Exercise data below:
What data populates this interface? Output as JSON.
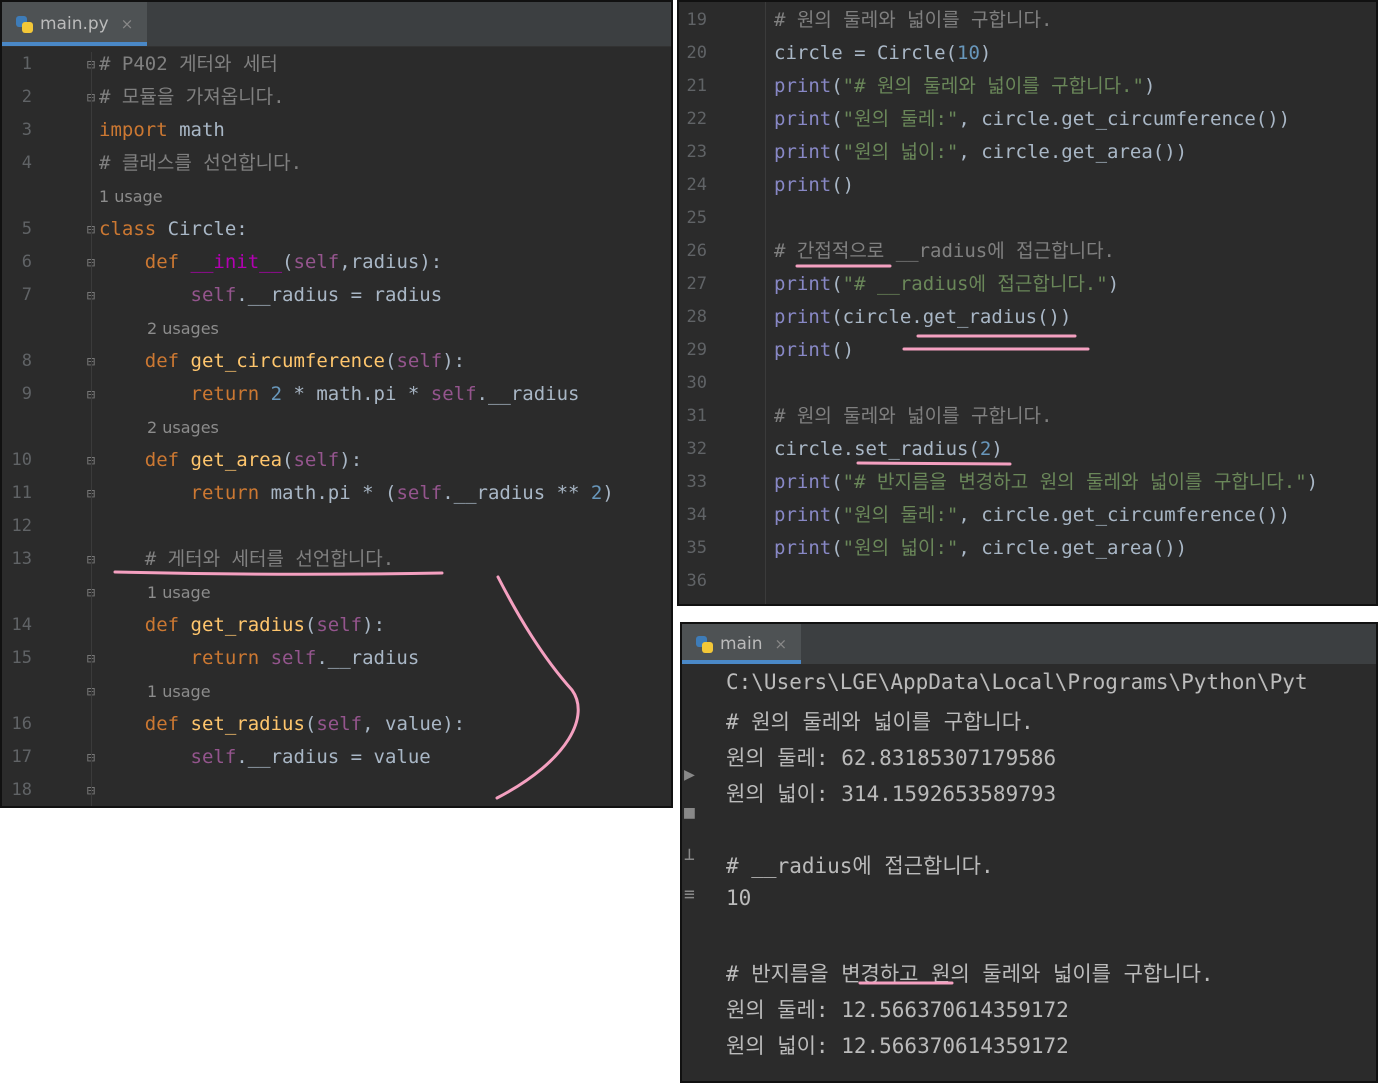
{
  "editor_left": {
    "tab": {
      "label": "main.py",
      "close": "×"
    },
    "lines": [
      {
        "num": "1",
        "parts": [
          {
            "t": "# P402 게터와 세터",
            "c": "cmt"
          }
        ]
      },
      {
        "num": "2",
        "parts": [
          {
            "t": "# 모듈을 가져옵니다.",
            "c": "cmt"
          }
        ]
      },
      {
        "num": "3",
        "parts": [
          {
            "t": "import ",
            "c": "kw"
          },
          {
            "t": "math",
            "c": "plain"
          }
        ]
      },
      {
        "num": "4",
        "parts": [
          {
            "t": "# 클래스를 선언합니다.",
            "c": "cmt"
          }
        ]
      },
      {
        "hint": "1 usage"
      },
      {
        "num": "5",
        "parts": [
          {
            "t": "class ",
            "c": "kw"
          },
          {
            "t": "Circle:",
            "c": "plain"
          }
        ]
      },
      {
        "num": "6",
        "parts": [
          {
            "t": "    def ",
            "c": "kw"
          },
          {
            "t": "__init__",
            "c": "magic"
          },
          {
            "t": "(",
            "c": "plain"
          },
          {
            "t": "self",
            "c": "selfc"
          },
          {
            "t": ",radius):",
            "c": "plain"
          }
        ]
      },
      {
        "num": "7",
        "parts": [
          {
            "t": "        self",
            "c": "selfc"
          },
          {
            "t": ".__radius = radius",
            "c": "plain"
          }
        ]
      },
      {
        "hint": "2 usages"
      },
      {
        "num": "8",
        "parts": [
          {
            "t": "    def ",
            "c": "kw"
          },
          {
            "t": "get_circumference",
            "c": "fn"
          },
          {
            "t": "(",
            "c": "plain"
          },
          {
            "t": "self",
            "c": "selfc"
          },
          {
            "t": "):",
            "c": "plain"
          }
        ]
      },
      {
        "num": "9",
        "parts": [
          {
            "t": "        return ",
            "c": "kw"
          },
          {
            "t": "2",
            "c": "num"
          },
          {
            "t": " * math.pi * ",
            "c": "plain"
          },
          {
            "t": "self",
            "c": "selfc"
          },
          {
            "t": ".__radius",
            "c": "plain"
          }
        ]
      },
      {
        "hint": "2 usages"
      },
      {
        "num": "10",
        "parts": [
          {
            "t": "    def ",
            "c": "kw"
          },
          {
            "t": "get_area",
            "c": "fn"
          },
          {
            "t": "(",
            "c": "plain"
          },
          {
            "t": "self",
            "c": "selfc"
          },
          {
            "t": "):",
            "c": "plain"
          }
        ]
      },
      {
        "num": "11",
        "parts": [
          {
            "t": "        return ",
            "c": "kw"
          },
          {
            "t": "math.pi * (",
            "c": "plain"
          },
          {
            "t": "self",
            "c": "selfc"
          },
          {
            "t": ".__radius ** ",
            "c": "plain"
          },
          {
            "t": "2",
            "c": "num"
          },
          {
            "t": ")",
            "c": "plain"
          }
        ]
      },
      {
        "num": "12",
        "parts": []
      },
      {
        "num": "13",
        "parts": [
          {
            "t": "    # 게터와 세터를 선언합니다.",
            "c": "cmt"
          }
        ]
      },
      {
        "hint": "1 usage"
      },
      {
        "num": "14",
        "parts": [
          {
            "t": "    def ",
            "c": "kw"
          },
          {
            "t": "get_radius",
            "c": "fn"
          },
          {
            "t": "(",
            "c": "plain"
          },
          {
            "t": "self",
            "c": "selfc"
          },
          {
            "t": "):",
            "c": "plain"
          }
        ]
      },
      {
        "num": "15",
        "parts": [
          {
            "t": "        return ",
            "c": "kw"
          },
          {
            "t": "self",
            "c": "selfc"
          },
          {
            "t": ".__radius",
            "c": "plain"
          }
        ]
      },
      {
        "hint": "1 usage"
      },
      {
        "num": "16",
        "parts": [
          {
            "t": "    def ",
            "c": "kw"
          },
          {
            "t": "set_radius",
            "c": "fn"
          },
          {
            "t": "(",
            "c": "plain"
          },
          {
            "t": "self",
            "c": "selfc"
          },
          {
            "t": ", value):",
            "c": "plain"
          }
        ]
      },
      {
        "num": "17",
        "parts": [
          {
            "t": "        self",
            "c": "selfc"
          },
          {
            "t": ".__radius = value",
            "c": "plain"
          }
        ]
      },
      {
        "num": "18",
        "parts": []
      }
    ]
  },
  "editor_right": {
    "lines": [
      {
        "num": "19",
        "parts": [
          {
            "t": "# 원의 둘레와 넓이를 구합니다.",
            "c": "cmt"
          }
        ]
      },
      {
        "num": "20",
        "parts": [
          {
            "t": "circle = Circle(",
            "c": "plain"
          },
          {
            "t": "10",
            "c": "num"
          },
          {
            "t": ")",
            "c": "plain"
          }
        ]
      },
      {
        "num": "21",
        "parts": [
          {
            "t": "print",
            "c": "builtin"
          },
          {
            "t": "(",
            "c": "plain"
          },
          {
            "t": "\"# 원의 둘레와 넓이를 구합니다.\"",
            "c": "str"
          },
          {
            "t": ")",
            "c": "plain"
          }
        ]
      },
      {
        "num": "22",
        "parts": [
          {
            "t": "print",
            "c": "builtin"
          },
          {
            "t": "(",
            "c": "plain"
          },
          {
            "t": "\"원의 둘레:\"",
            "c": "str"
          },
          {
            "t": ", circle.get_circumference())",
            "c": "plain"
          }
        ]
      },
      {
        "num": "23",
        "parts": [
          {
            "t": "print",
            "c": "builtin"
          },
          {
            "t": "(",
            "c": "plain"
          },
          {
            "t": "\"원의 넓이:\"",
            "c": "str"
          },
          {
            "t": ", circle.get_area())",
            "c": "plain"
          }
        ]
      },
      {
        "num": "24",
        "parts": [
          {
            "t": "print",
            "c": "builtin"
          },
          {
            "t": "()",
            "c": "plain"
          }
        ]
      },
      {
        "num": "25",
        "parts": []
      },
      {
        "num": "26",
        "parts": [
          {
            "t": "# 간접적으로 __radius에 접근합니다.",
            "c": "cmt"
          }
        ]
      },
      {
        "num": "27",
        "parts": [
          {
            "t": "print",
            "c": "builtin"
          },
          {
            "t": "(",
            "c": "plain"
          },
          {
            "t": "\"# __radius에 접근합니다.\"",
            "c": "str"
          },
          {
            "t": ")",
            "c": "plain"
          }
        ]
      },
      {
        "num": "28",
        "parts": [
          {
            "t": "print",
            "c": "builtin"
          },
          {
            "t": "(circle.get_radius())",
            "c": "plain"
          }
        ]
      },
      {
        "num": "29",
        "parts": [
          {
            "t": "print",
            "c": "builtin"
          },
          {
            "t": "()",
            "c": "plain"
          }
        ]
      },
      {
        "num": "30",
        "parts": []
      },
      {
        "num": "31",
        "parts": [
          {
            "t": "# 원의 둘레와 넓이를 구합니다.",
            "c": "cmt"
          }
        ]
      },
      {
        "num": "32",
        "parts": [
          {
            "t": "circle.set_radius(",
            "c": "plain"
          },
          {
            "t": "2",
            "c": "num"
          },
          {
            "t": ")",
            "c": "plain"
          }
        ]
      },
      {
        "num": "33",
        "parts": [
          {
            "t": "print",
            "c": "builtin"
          },
          {
            "t": "(",
            "c": "plain"
          },
          {
            "t": "\"# 반지름을 변경하고 원의 둘레와 넓이를 구합니다.\"",
            "c": "str"
          },
          {
            "t": ")",
            "c": "plain"
          }
        ]
      },
      {
        "num": "34",
        "parts": [
          {
            "t": "print",
            "c": "builtin"
          },
          {
            "t": "(",
            "c": "plain"
          },
          {
            "t": "\"원의 둘레:\"",
            "c": "str"
          },
          {
            "t": ", circle.get_circumference())",
            "c": "plain"
          }
        ]
      },
      {
        "num": "35",
        "parts": [
          {
            "t": "print",
            "c": "builtin"
          },
          {
            "t": "(",
            "c": "plain"
          },
          {
            "t": "\"원의 넓이:\"",
            "c": "str"
          },
          {
            "t": ", circle.get_area())",
            "c": "plain"
          }
        ]
      },
      {
        "num": "36",
        "parts": []
      }
    ]
  },
  "run": {
    "tab": {
      "label": "main",
      "close": "×"
    },
    "output": [
      "C:\\Users\\LGE\\AppData\\Local\\Programs\\Python\\Pyt",
      "# 원의 둘레와 넓이를 구합니다.",
      "원의 둘레: 62.83185307179586",
      "원의 넓이: 314.1592653589793",
      "",
      "# __radius에 접근합니다.",
      "10",
      "",
      "# 반지름을 변경하고 원의 둘레와 넓이를 구합니다.",
      "원의 둘레: 12.566370614359172",
      "원의 넓이: 12.566370614359172"
    ]
  }
}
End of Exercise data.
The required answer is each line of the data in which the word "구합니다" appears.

# Task result
            "t": "# 원의 둘레와 넓이를 구합니다.",
            "t": "\"# 원의 둘레와 넓이를 구합니다.\"",
            "t": "# 원의 둘레와 넓이를 구합니다.",
            "t": "\"# 반지름을 변경하고 원의 둘레와 넓이를 구합니다.\"",
      "# 원의 둘레와 넓이를 구합니다.",
      "# 반지름을 변경하고 원의 둘레와 넓이를 구합니다.",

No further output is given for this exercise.